Keep every line in which "JSON" occurs and drop the rest of the data.

(INFORMATION SUPPLIED)

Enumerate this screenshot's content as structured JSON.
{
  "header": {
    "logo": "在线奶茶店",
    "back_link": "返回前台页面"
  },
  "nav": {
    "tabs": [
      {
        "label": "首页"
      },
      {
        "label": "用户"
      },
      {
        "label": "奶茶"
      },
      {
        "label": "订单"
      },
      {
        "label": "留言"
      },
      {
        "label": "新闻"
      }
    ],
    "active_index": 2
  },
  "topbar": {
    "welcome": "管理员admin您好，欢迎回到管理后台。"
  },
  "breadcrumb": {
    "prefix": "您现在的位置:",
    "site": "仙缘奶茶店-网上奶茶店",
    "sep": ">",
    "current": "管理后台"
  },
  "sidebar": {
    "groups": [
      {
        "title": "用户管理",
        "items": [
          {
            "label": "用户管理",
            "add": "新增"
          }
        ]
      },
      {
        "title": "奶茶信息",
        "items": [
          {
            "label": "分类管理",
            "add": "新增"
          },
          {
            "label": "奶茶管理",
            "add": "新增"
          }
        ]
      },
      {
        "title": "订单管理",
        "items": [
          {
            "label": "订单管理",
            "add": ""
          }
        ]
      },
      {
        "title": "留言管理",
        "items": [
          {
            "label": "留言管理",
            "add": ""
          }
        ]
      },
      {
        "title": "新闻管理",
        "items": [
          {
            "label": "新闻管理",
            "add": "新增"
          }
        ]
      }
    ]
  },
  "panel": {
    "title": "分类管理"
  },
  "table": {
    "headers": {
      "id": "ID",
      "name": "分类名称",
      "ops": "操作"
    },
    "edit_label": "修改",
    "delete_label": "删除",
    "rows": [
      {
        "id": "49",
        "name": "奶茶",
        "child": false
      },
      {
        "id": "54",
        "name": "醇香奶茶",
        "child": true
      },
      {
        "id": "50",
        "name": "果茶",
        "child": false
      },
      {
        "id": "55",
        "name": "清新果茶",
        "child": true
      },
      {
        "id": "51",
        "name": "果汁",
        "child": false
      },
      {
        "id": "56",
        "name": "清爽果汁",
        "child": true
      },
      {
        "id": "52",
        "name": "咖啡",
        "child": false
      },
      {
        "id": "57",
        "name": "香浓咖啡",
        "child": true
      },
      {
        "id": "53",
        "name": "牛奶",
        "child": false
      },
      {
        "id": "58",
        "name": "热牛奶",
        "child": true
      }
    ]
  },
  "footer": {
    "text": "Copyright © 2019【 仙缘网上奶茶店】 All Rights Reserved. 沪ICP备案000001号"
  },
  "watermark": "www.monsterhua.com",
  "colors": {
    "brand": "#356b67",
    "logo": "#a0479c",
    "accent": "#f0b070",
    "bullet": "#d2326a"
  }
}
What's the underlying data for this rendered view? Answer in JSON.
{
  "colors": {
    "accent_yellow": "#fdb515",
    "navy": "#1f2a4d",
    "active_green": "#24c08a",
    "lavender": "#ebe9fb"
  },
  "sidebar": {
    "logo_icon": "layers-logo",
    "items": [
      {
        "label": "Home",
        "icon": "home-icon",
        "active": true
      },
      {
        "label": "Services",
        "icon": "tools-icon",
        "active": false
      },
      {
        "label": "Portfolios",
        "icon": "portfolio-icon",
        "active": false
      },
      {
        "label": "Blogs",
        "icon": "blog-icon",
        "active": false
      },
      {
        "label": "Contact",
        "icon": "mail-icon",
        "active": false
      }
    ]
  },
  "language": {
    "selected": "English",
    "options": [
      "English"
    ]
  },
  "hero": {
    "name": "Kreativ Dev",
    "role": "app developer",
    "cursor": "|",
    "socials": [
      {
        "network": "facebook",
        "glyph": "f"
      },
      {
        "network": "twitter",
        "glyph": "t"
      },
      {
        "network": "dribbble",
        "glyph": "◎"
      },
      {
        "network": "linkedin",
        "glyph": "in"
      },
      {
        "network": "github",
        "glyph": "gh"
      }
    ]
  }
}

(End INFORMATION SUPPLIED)
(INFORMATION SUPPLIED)

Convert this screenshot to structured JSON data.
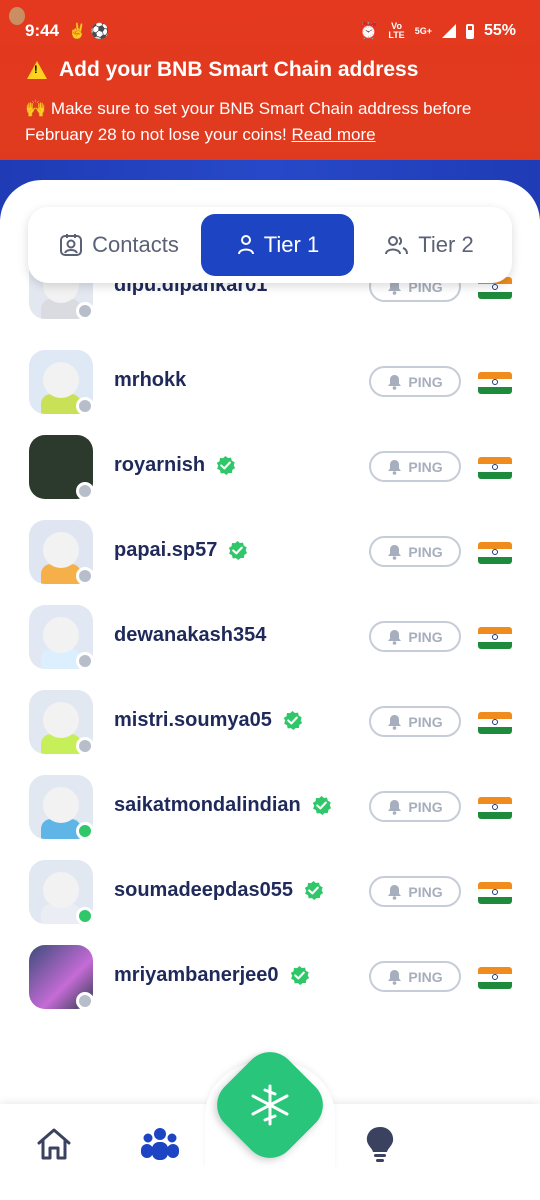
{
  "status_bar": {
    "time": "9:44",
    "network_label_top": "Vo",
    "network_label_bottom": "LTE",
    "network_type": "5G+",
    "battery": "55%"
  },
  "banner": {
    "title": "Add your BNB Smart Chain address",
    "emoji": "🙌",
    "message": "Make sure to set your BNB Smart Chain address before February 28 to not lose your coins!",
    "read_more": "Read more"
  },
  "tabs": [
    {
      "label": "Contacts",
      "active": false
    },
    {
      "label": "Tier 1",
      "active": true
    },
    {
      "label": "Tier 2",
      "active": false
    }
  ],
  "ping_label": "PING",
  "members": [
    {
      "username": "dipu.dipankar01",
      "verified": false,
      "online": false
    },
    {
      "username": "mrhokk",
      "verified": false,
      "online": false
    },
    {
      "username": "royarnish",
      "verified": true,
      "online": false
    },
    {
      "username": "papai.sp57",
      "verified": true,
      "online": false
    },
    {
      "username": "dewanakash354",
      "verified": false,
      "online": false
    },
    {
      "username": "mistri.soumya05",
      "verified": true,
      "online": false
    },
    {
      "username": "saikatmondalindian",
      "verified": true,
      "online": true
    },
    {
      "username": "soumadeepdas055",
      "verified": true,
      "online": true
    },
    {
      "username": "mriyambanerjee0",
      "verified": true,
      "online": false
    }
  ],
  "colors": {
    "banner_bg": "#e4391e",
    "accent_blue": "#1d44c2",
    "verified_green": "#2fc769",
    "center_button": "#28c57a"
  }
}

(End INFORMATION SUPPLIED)

**ANSWER TO THE EXERCISE**
Enumerate this screenshot's content as structured JSON.
What's the underlying data for this rendered view? Answer in JSON.
Convert this screenshot to structured JSON data.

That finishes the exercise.